There is no legal way of avoiding taxes when selling physical gold; any buyer claiming they can do this should be seen as suspicious.
Physical gold is considered a collectible and any profits are subject to regular income taxes at up to 28%; however, investors who purchase bullion-backed exchange-traded funds (ETFs) benefit from an advantageous tax rate.
Gold investments are an increasingly popular means of protecting against inflation and geopolitical risks, while providing an insurance against potential recession. If you plan to purchase bullion, make sure to understand its tax implications. There may be some unique circumstances affecting how much tax is due; one important aspect is your cost basis.
Physical gold’s cost basis refers to its original purchase price; for instance, if you purchased gold coins for $5,000 and sold them later for $6,000 profiteering with tax implications of $1,000 profit on sale. You can add other expenses, such as appraisal costs.
Purchase of physical gold and silver through an Individual Retirement Account (IRA) can help lower your tax bill; however, certain regulations apply when investing precious metals within such an IRA; these rules vary by state.
Gold investment options range from physical precious metals to exchange-traded funds (ETFs), both of which are taxed at the same rate as regular income by the Internal Revenue Service. ETFs tend to be cheaper than physical gold because you avoid insurance, storage and shipping fees – however before making a decision regarding an ETF purchase it’s advisable to consult an accountant regarding its potential tax consequences.
The IRS considers physical gold and silver to be capital assets, meaning when sold they could incur a capital gains tax of 28 percent for long-term gains. However, investors who purchase precious metals through futures contracts do not fall under this same category of taxes.
Investors should keep in mind that the IRS requires dealers to report profits through 1099s to avoid instances of tax evasion. While there may not be legal ways around capital gains tax payments, planning ahead and using smart strategies may help minimize their liabilities.
Taxes on collectibles
If you own physical gold investments such as coins and bars, when selling them it may incur taxes as the IRS considers precious metals collectibles similar to art or antiques. How much you owe will depend upon how long you owned the precious metal and your regular income tax rate.

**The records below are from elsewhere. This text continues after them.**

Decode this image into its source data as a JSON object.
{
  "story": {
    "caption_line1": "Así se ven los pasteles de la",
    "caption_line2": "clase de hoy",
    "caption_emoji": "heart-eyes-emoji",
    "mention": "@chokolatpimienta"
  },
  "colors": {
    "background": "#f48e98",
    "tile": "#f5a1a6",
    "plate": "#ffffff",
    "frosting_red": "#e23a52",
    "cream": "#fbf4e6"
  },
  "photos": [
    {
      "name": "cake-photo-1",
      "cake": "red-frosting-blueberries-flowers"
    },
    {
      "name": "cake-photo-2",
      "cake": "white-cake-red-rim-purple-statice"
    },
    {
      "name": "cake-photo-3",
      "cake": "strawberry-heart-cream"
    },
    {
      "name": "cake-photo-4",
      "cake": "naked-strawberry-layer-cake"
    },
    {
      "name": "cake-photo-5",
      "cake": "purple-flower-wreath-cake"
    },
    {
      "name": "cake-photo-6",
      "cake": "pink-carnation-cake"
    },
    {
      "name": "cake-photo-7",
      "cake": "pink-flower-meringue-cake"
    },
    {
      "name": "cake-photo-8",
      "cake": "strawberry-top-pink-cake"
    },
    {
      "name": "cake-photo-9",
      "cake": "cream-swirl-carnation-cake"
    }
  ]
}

Profits generated from selling physical precious metals are subject to regular income tax rates of 28%; however, you may qualify for lower taxes by keeping the precious metals for at least 12 months after purchasing them.
Avoid paying high taxes on your gold investments through strategic tax planning. Consult with an accountant or lawyer in order to maximize your tax benefits. Furthermore, selling some investments early and keeping others will minimize tax liabilities; this will minimize overall exposure to capital gains taxes.
Reporting to the IRS
If you purchase precious metals and sell them for more than what was paid for, any profits must be subject to capital gains taxes. These profits are calculated based on the difference between their buying price and selling price, and taxed at your normal income tax rate. Holding onto them longer can result in reduced tax rates when selling at a higher value; dealers are required to issue 1099-Bs for sales over $10,000 either in cash, money orders, bank checks or certified checks as proof of sale.
The Internal Revenue Service classifies gold bullion and numismatic coins as collectible investments and their gains are subject to a maximum capital gains rate of 28%. Investors can reduce their tax burden using a 1031 exchange, which delays capital gains taxes for investments that equal or surpass those being exchanged for another property of equal or greater value.